### DATA PROVIDED

= Beginning of Section =

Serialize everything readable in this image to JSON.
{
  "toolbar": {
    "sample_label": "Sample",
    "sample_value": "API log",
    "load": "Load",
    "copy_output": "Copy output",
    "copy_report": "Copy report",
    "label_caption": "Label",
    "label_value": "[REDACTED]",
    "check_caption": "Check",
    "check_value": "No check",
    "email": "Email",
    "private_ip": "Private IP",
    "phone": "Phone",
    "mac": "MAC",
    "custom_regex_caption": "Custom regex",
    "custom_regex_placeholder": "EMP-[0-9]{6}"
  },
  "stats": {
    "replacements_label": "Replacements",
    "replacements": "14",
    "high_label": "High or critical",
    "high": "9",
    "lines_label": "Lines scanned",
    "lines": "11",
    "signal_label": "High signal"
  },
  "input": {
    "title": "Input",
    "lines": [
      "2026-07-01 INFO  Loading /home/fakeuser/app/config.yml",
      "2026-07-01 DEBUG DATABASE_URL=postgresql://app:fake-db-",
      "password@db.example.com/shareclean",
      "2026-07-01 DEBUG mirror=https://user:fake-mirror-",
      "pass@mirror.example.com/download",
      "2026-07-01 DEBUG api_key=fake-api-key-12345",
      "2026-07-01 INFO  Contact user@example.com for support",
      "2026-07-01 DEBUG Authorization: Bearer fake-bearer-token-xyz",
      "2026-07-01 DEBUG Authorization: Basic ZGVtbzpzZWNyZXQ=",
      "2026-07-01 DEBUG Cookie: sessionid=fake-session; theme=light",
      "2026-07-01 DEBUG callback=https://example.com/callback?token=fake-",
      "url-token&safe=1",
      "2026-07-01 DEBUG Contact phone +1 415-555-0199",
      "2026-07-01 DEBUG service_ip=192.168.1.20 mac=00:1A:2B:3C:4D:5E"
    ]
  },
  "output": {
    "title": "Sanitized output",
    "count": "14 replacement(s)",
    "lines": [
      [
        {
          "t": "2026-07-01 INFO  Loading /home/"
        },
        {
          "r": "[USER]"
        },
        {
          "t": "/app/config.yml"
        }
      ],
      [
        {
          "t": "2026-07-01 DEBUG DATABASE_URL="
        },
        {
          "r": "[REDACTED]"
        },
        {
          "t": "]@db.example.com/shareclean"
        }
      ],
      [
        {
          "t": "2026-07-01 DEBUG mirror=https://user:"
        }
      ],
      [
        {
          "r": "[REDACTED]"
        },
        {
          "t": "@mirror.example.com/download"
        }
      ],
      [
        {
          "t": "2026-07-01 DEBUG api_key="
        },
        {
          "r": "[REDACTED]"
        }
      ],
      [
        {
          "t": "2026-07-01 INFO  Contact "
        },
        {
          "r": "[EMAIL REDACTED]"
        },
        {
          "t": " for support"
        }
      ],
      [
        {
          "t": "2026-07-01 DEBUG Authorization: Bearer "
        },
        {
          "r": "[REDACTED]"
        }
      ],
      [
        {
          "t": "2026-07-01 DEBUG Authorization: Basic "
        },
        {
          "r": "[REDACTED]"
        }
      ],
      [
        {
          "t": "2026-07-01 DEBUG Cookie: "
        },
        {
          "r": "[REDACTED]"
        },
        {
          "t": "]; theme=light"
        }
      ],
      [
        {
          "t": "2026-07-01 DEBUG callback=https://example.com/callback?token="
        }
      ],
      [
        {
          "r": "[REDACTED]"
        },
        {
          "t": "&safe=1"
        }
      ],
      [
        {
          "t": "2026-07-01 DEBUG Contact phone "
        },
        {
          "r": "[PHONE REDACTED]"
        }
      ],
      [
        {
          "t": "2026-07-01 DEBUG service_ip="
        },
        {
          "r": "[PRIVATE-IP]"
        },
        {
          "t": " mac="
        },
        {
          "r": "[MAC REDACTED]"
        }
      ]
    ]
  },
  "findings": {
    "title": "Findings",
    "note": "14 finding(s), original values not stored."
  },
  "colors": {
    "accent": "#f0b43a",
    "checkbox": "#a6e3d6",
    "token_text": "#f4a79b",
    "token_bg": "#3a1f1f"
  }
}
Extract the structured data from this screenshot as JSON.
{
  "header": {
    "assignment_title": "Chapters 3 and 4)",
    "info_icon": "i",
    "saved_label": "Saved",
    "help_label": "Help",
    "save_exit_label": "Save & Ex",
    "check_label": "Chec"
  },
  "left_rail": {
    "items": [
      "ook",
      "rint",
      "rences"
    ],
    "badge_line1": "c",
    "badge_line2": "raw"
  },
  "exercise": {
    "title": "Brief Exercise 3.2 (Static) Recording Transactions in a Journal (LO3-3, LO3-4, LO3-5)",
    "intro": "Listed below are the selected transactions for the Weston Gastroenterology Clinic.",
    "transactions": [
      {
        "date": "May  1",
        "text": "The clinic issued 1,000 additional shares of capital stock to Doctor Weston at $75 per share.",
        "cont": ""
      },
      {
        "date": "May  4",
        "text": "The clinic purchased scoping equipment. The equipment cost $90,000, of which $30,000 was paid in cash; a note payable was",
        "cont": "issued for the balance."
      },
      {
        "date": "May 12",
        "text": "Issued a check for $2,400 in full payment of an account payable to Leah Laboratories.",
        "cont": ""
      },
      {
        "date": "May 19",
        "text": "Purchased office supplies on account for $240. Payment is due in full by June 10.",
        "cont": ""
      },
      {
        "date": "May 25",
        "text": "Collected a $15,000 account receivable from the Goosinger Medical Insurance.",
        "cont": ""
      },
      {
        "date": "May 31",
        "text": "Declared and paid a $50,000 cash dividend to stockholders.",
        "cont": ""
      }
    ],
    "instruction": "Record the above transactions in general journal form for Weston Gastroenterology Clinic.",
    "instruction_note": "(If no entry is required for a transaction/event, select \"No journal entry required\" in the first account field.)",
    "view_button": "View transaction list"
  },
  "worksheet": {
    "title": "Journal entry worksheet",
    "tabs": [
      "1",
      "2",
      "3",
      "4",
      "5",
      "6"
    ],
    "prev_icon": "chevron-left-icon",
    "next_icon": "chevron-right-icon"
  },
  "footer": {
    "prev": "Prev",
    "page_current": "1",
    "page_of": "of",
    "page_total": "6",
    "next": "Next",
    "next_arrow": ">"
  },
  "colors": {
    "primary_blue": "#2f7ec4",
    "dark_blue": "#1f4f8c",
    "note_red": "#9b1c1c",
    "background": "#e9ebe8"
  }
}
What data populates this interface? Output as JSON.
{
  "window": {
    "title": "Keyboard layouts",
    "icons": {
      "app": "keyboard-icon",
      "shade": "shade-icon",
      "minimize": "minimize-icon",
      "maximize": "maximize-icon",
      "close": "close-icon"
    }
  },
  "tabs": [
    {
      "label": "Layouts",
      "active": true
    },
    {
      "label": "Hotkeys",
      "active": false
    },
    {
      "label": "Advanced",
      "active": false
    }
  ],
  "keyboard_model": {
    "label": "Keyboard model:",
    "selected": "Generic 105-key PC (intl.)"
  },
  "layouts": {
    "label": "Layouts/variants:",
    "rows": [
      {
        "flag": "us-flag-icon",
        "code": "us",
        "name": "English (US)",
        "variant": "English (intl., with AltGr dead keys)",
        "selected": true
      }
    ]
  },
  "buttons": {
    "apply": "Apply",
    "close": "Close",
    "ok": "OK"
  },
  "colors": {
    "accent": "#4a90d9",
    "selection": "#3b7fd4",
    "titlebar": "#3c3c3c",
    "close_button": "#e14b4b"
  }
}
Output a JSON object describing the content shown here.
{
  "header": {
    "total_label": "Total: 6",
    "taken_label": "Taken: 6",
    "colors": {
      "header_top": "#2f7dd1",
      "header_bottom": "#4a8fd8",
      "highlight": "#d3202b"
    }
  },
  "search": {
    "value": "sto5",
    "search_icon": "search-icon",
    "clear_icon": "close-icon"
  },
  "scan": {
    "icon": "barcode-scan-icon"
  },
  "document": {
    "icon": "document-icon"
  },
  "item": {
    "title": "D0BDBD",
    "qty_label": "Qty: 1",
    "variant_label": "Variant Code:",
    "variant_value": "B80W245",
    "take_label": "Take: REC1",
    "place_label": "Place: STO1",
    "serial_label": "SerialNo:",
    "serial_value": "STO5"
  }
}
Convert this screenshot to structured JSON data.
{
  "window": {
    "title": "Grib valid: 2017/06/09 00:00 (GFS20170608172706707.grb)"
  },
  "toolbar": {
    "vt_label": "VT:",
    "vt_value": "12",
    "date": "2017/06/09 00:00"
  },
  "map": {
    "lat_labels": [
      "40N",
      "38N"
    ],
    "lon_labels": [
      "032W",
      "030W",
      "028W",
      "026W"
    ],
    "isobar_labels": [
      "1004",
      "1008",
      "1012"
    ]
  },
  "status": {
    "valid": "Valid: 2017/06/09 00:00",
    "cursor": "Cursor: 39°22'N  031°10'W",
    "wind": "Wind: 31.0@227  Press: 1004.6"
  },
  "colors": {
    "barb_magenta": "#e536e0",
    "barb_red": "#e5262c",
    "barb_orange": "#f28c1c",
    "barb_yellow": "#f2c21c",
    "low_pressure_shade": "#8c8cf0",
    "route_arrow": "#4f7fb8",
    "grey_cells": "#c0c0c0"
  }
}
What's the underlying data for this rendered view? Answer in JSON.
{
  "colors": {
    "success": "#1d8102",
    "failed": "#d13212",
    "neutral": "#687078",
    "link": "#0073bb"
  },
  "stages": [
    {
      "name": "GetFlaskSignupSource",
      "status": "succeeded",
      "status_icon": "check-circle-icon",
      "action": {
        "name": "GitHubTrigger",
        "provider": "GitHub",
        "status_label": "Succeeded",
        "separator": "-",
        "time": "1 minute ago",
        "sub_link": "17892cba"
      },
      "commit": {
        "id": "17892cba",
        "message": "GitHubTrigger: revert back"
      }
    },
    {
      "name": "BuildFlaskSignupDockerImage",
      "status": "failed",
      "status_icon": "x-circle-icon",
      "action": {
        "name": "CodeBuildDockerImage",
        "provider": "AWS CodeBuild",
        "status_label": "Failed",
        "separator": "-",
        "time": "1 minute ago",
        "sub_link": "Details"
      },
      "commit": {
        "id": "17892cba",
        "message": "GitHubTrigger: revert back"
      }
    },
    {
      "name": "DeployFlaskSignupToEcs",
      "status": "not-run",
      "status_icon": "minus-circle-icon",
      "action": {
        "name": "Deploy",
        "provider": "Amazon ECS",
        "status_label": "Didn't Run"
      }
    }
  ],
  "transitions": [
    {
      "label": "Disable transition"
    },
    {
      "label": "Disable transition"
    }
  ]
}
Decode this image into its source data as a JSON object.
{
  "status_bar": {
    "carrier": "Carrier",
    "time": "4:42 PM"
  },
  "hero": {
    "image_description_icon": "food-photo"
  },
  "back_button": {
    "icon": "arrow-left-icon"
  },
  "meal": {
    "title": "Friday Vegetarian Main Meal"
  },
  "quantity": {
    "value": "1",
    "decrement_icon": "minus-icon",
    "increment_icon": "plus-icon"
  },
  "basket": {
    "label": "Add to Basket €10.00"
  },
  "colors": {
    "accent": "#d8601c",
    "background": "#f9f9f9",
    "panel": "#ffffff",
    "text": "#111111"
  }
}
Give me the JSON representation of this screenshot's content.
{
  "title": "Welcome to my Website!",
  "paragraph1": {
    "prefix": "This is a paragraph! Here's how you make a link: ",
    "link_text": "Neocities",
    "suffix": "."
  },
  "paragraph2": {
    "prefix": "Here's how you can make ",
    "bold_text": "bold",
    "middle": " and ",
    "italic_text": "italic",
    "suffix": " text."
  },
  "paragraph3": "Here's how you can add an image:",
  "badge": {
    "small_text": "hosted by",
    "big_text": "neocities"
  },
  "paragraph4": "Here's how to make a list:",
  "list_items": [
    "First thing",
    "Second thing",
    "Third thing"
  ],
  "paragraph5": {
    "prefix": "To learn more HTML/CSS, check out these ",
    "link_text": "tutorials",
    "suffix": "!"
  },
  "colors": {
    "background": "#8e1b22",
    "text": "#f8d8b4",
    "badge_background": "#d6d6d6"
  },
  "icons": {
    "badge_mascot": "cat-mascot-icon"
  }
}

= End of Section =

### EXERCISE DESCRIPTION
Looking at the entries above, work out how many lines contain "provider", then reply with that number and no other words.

### EXERCISE RESPONSE
3